### Exercise requirements
Reproduce the listing below without any change.
++++ Material supplied ++++
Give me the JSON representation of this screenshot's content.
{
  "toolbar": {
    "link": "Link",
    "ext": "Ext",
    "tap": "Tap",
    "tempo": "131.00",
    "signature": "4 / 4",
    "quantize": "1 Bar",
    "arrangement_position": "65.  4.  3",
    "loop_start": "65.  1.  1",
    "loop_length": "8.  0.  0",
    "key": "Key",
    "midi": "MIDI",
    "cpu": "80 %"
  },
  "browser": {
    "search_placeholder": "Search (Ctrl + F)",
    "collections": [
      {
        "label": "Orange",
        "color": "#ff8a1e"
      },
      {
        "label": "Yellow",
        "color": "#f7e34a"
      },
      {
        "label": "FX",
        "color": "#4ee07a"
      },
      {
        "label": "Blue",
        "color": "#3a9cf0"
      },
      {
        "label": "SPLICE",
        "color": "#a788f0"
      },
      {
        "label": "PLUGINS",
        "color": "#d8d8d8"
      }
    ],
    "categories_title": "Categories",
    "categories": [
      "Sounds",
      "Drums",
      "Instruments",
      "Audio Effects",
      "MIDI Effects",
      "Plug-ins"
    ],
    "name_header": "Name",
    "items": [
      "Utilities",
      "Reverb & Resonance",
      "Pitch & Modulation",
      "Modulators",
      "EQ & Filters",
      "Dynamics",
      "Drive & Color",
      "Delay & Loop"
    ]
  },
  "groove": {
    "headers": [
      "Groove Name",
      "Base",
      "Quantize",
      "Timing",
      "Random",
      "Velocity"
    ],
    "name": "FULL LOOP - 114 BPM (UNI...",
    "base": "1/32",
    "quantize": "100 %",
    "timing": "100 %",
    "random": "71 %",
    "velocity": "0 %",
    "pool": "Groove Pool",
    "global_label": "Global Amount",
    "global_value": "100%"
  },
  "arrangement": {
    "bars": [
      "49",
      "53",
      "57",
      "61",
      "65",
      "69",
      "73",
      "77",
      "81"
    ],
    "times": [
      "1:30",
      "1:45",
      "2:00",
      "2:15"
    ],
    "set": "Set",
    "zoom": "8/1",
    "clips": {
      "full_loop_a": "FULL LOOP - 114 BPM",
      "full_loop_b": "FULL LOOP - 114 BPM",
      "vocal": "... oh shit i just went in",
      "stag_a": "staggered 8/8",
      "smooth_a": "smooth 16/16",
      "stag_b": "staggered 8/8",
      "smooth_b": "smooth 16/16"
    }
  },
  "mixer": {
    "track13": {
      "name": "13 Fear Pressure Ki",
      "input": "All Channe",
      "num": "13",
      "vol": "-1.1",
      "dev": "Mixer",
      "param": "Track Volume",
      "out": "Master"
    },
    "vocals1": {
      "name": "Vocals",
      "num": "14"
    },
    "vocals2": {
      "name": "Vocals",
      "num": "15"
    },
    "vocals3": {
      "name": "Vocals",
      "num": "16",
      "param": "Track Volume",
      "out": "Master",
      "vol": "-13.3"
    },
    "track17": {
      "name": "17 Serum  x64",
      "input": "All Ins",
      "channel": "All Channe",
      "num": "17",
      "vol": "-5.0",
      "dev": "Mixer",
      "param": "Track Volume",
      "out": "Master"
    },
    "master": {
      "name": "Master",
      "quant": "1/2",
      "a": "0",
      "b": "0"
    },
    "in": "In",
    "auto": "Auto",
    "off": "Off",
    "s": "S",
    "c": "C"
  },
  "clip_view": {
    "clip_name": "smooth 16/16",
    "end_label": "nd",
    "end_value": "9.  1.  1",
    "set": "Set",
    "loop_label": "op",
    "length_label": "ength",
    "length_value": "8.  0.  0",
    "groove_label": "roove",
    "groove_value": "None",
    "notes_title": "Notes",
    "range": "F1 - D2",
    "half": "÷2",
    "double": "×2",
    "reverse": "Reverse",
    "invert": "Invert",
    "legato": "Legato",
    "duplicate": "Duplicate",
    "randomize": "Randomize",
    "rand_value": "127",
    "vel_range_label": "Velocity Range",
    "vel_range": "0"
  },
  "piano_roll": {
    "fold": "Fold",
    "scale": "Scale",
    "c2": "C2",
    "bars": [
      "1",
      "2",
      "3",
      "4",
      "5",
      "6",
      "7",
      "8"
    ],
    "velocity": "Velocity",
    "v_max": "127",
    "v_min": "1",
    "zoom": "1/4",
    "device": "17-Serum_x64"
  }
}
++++
### Solution to the problem
Give me the JSON representation of this screenshot's content.
{
  "toolbar": {
    "link": "Link",
    "ext": "Ext",
    "tap": "Tap",
    "tempo": "131.00",
    "signature": "4 / 4",
    "quantize": "1 Bar",
    "arrangement_position": "65.  4.  3",
    "loop_start": "65.  1.  1",
    "loop_length": "8.  0.  0",
    "key": "Key",
    "midi": "MIDI",
    "cpu": "80 %"
  },
  "browser": {
    "search_placeholder": "Search (Ctrl + F)",
    "collections": [
      {
        "label": "Orange",
        "color": "#ff8a1e"
      },
      {
        "label": "Yellow",
        "color": "#f7e34a"
      },
      {
        "label": "FX",
        "color": "#4ee07a"
      },
      {
        "label": "Blue",
        "color": "#3a9cf0"
      },
      {
        "label": "SPLICE",
        "color": "#a788f0"
      },
      {
        "label": "PLUGINS",
        "color": "#d8d8d8"
      }
    ],
    "categories_title": "Categories",
    "categories": [
      "Sounds",
      "Drums",
      "Instruments",
      "Audio Effects",
      "MIDI Effects",
      "Plug-ins"
    ],
    "name_header": "Name",
    "items": [
      "Utilities",
      "Reverb & Resonance",
      "Pitch & Modulation",
      "Modulators",
      "EQ & Filters",
      "Dynamics",
      "Drive & Color",
      "Delay & Loop"
    ]
  },
  "groove": {
    "headers": [
      "Groove Name",
      "Base",
      "Quantize",
      "Timing",
      "Random",
      "Velocity"
    ],
    "name": "FULL LOOP - 114 BPM (UNI...",
    "base": "1/32",
    "quantize": "100 %",
    "timing": "100 %",
    "random": "71 %",
    "velocity": "0 %",
    "pool": "Groove Pool",
    "global_label": "Global Amount",
    "global_value": "100%"
  },
  "arrangement": {
    "bars": [
      "49",
      "53",
      "57",
      "61",
      "65",
      "69",
      "73",
      "77",
      "81"
    ],
    "times": [
      "1:30",
      "1:45",
      "2:00",
      "2:15"
    ],
    "set": "Set",
    "zoom": "8/1",
    "clips": {
      "full_loop_a": "FULL LOOP - 114 BPM",
      "full_loop_b": "FULL LOOP - 114 BPM",
      "vocal": "... oh shit i just went in",
      "stag_a": "staggered 8/8",
      "smooth_a": "smooth 16/16",
      "stag_b": "staggered 8/8",
      "smooth_b": "smooth 16/16"
    }
  },
  "mixer": {
    "track13": {
      "name": "13 Fear Pressure Ki",
      "input": "All Channe",
      "num": "13",
      "vol": "-1.1",
      "dev": "Mixer",
      "param": "Track Volume",
      "out": "Master"
    },
    "vocals1": {
      "name": "Vocals",
      "num": "14"
    },
    "vocals2": {
      "name": "Vocals",
      "num": "15"
    },
    "vocals3": {
      "name": "Vocals",
      "num": "16",
      "param": "Track Volume",
      "out": "Master",
      "vol": "-13.3"
    },
    "track17": {
      "name": "17 Serum  x64",
      "input": "All Ins",
      "channel": "All Channe",
      "num": "17",
      "vol": "-5.0",
      "dev": "Mixer",
      "param": "Track Volume",
      "out": "Master"
    },
    "master": {
      "name": "Master",
      "quant": "1/2",
      "a": "0",
      "b": "0"
    },
    "in": "In",
    "auto": "Auto",
    "off": "Off",
    "s": "S",
    "c": "C"
  },
  "clip_view": {
    "clip_name": "smooth 16/16",
    "end_label": "nd",
    "end_value": "9.  1.  1",
    "set": "Set",
    "loop_label": "op",
    "length_label": "ength",
    "length_value": "8.  0.  0",
    "groove_label": "roove",
    "groove_value": "None",
    "notes_title": "Notes",
    "range": "F1 - D2",
    "half": "÷2",
    "double": "×2",
    "reverse": "Reverse",
    "invert": "Invert",
    "legato": "Legato",
    "duplicate": "Duplicate",
    "randomize": "Randomize",
    "rand_value": "127",
    "vel_range_label": "Velocity Range",
    "vel_range": "0"
  },
  "piano_roll": {
    "fold": "Fold",
    "scale": "Scale",
    "c2": "C2",
    "bars": [
      "1",
      "2",
      "3",
      "4",
      "5",
      "6",
      "7",
      "8"
    ],
    "velocity": "Velocity",
    "v_max": "127",
    "v_min": "1",
    "zoom": "1/4",
    "device": "17-Serum_x64"
  }
}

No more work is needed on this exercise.